WHAT THE TASK ASKS » Check every line of the entries below for the word "базы", and copy the ones that have it.

EXTRACTED RECORDS »
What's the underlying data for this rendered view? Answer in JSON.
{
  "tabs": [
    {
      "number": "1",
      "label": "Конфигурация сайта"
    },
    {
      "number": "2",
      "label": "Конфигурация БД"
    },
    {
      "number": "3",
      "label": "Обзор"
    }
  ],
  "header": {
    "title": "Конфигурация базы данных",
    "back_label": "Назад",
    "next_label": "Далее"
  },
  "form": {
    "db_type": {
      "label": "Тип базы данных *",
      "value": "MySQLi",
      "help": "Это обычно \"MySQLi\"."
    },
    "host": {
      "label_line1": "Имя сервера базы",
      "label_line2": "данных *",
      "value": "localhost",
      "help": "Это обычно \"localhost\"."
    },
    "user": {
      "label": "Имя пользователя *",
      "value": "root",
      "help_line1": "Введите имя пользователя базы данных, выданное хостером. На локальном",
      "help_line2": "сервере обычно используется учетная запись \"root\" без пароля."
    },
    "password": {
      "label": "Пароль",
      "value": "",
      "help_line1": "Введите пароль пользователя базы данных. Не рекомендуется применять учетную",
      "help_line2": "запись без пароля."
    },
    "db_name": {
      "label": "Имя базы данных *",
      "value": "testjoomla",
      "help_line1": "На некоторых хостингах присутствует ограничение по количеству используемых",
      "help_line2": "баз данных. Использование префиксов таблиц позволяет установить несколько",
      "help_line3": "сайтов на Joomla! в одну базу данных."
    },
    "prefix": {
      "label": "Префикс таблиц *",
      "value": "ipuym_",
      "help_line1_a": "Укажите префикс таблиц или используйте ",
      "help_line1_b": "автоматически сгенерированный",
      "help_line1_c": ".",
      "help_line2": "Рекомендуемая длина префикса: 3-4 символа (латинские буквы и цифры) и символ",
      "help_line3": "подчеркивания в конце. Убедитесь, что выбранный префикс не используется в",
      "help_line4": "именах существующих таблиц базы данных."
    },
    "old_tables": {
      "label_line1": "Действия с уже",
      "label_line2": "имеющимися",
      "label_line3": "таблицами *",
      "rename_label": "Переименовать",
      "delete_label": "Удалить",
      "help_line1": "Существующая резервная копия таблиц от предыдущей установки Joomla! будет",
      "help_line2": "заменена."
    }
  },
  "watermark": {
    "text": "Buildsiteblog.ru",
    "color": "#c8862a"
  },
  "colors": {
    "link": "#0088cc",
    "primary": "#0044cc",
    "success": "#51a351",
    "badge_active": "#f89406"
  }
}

EXERCISE RESPONSE »
    "title": "Конфигурация базы данных",
      "label": "Тип базы данных *",
      "label_line1": "Имя сервера базы",
      "help_line1": "Введите имя пользователя базы данных, выданное хостером. На локальном",
      "help_line1": "Введите пароль пользователя базы данных. Не рекомендуется применять учетную",
      "label": "Имя базы данных *",
      "help_line4": "именах существующих таблиц базы данных."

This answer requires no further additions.